A lot of beginning writers take this the wrong way. They think coming up with a realistic character means knowing things like height, hair color, likes/dislikes, ethnicity, etc.

Those things are interesting, but they’re not the most important thing you need to know about your character.

Think about it: what do you love about your best friends? Is it their hair and eye color or their fondness for orange Fanta soda?

Of course not.

It’s their beliefs, attitudes, worldviews, personal history, and even their faults — the things that make them human. The things that make them like you.

That’s what makes them loveable and relevant to you.

It’s the same with novel characters.

Your main character’s physical appearance does not matter so much as how she sees the world, what she believes and why, and those invisible traits like intelligence, courage, vanity, loyalty, sneakiness, corruption, etc., that make human beings multi-dimensional and fascinating.

So get to know your character first, from the inside out, by asking yourself these questions:

  • What/who does my character love/hate and why?
  • What values does he value and why?
  • What his greatest fear and biggest desire?

You can even do this interview-style: Imagine you are sitting across the table from your character with a journalist’s notebook, and start quizzing her. Ask her these questions. Write down the answers you hear.

From there, you can decide on physical traits and quirks that will be the finishing touch on a truly relatable foundational character.

How it All Ends

In the ancient book of Isaiah, God tells the prophet “I distinguish the end from the beginning.” (Isaiah 46:10)
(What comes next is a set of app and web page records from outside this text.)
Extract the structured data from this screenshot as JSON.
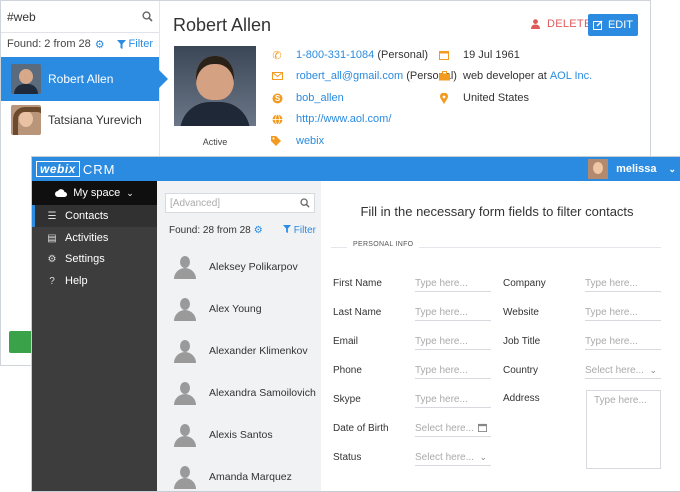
{
  "back": {
    "search_value": "#web",
    "found_text": "Found: 2 from 28",
    "filter_label": "Filter",
    "contacts": [
      {
        "name": "Robert Allen",
        "selected": true
      },
      {
        "name": "Tatsiana Yurevich",
        "selected": false
      }
    ],
    "profile": {
      "name": "Robert Allen",
      "delete_label": "DELETE",
      "edit_label": "EDIT",
      "status": "Active",
      "phone": "1-800-331-1084",
      "phone_type": "(Personal)",
      "email": "robert_all@gmail.com",
      "email_type": "(Personal)",
      "skype": "bob_allen",
      "website": "http://www.aol.com/",
      "tag": "webix",
      "birthday": "19 Jul 1961",
      "job_prefix": "web developer at",
      "company": "AOL Inc.",
      "country": "United States"
    },
    "icons": {
      "phone": "phone-icon",
      "email": "envelope-icon",
      "skype": "skype-icon",
      "website": "globe-icon",
      "tag": "tags-icon",
      "birthday": "calendar-icon",
      "job": "briefcase-icon",
      "location": "map-marker-icon"
    }
  },
  "app": {
    "logo_text": "webix",
    "logo_suffix": "CRM",
    "user_name": "melissa",
    "space_label": "My space",
    "nav": [
      {
        "label": "Contacts",
        "icon": "list-icon",
        "selected": true
      },
      {
        "label": "Activities",
        "icon": "table-icon",
        "selected": false
      },
      {
        "label": "Settings",
        "icon": "gear-icon",
        "selected": false
      },
      {
        "label": "Help",
        "icon": "question-icon",
        "selected": false
      }
    ],
    "list": {
      "search_placeholder": "[Advanced]",
      "found_text": "Found: 28 from 28",
      "filter_label": "Filter",
      "contacts": [
        "Aleksey Polikarpov",
        "Alex Young",
        "Alexander Klimenkov",
        "Alexandra Samoilovich",
        "Alexis Santos",
        "Amanda Marquez"
      ]
    },
    "form": {
      "title": "Fill in the necessary form fields to filter contacts",
      "section": "PERSONAL INFO",
      "placeholder": "Type here...",
      "select_placeholder": "Select here...",
      "left_fields": [
        "First Name",
        "Last Name",
        "Email",
        "Phone",
        "Skype",
        "Date of Birth",
        "Status"
      ],
      "right_fields": [
        "Company",
        "Website",
        "Job Title",
        "Country",
        "Address"
      ]
    }
  },
  "colors": {
    "accent": "#2a8be0",
    "orange": "#f39b20",
    "danger": "#e05a5a",
    "sidebar": "#3d3d3d"
  }
}
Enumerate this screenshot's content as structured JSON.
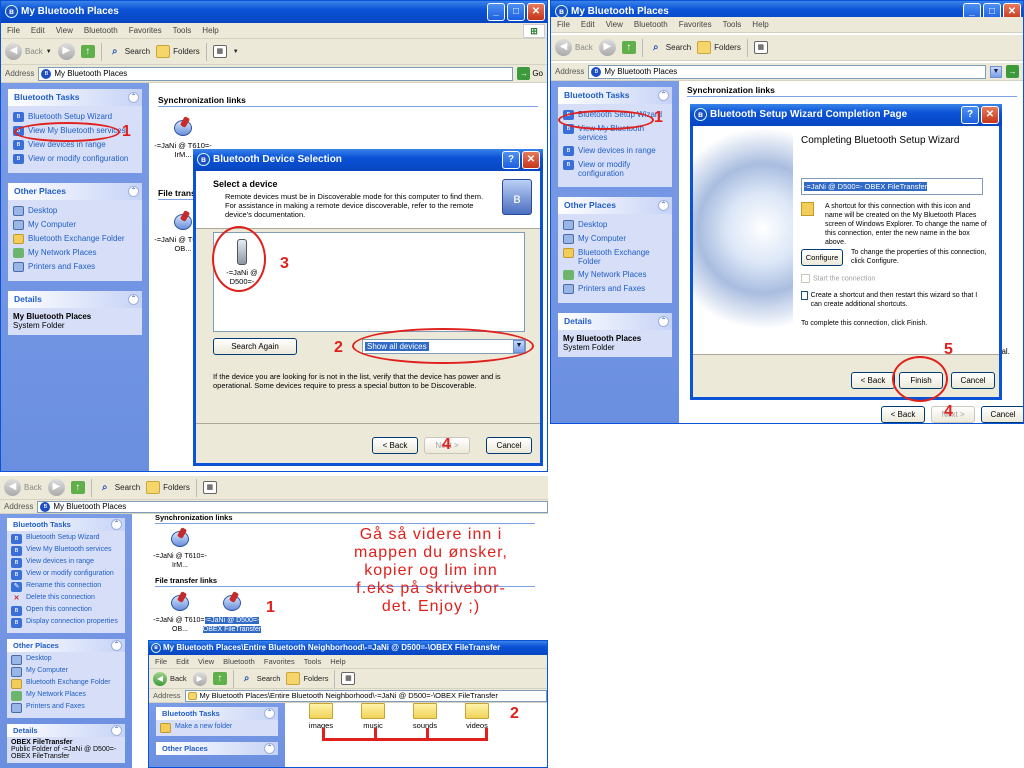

Writers must do the same with their novels. You need to declare (to yourself) the end before you begin at the beginning.

Because if you don’t know where you’re going, you’ll never get there.

You don’t need to have an ending scene completely fleshed out, but you should at least have an idea of where you will leave your character by the time you write “The End.”

Here are some questions to help you clarify your ending: By the end of the story…

  • Has your character lost his misbeliefs?
  • Has she reached her goal, or did he find something better?
  • How has she changed, internally?

Once you know how the story ends, you can fill in the middle bits.

Ready for Part 2?

If you’ve been following the mini-course up until now, you should:

  • Have a novel idea you want to work on, and know why you want to write it
  • Have a good idea of the time you have available to spend on your novel
  • Have set time/word count goals for your writing
  • Have a good idea of your main plot, characters, and the ending that your novel is aiming for.

In tomorrow’s final installment of the Brilliant Novel mini courses, we’re going to get into the nitty-gritty of what to do during each of the 90 days of your novel-writing project. Get ready!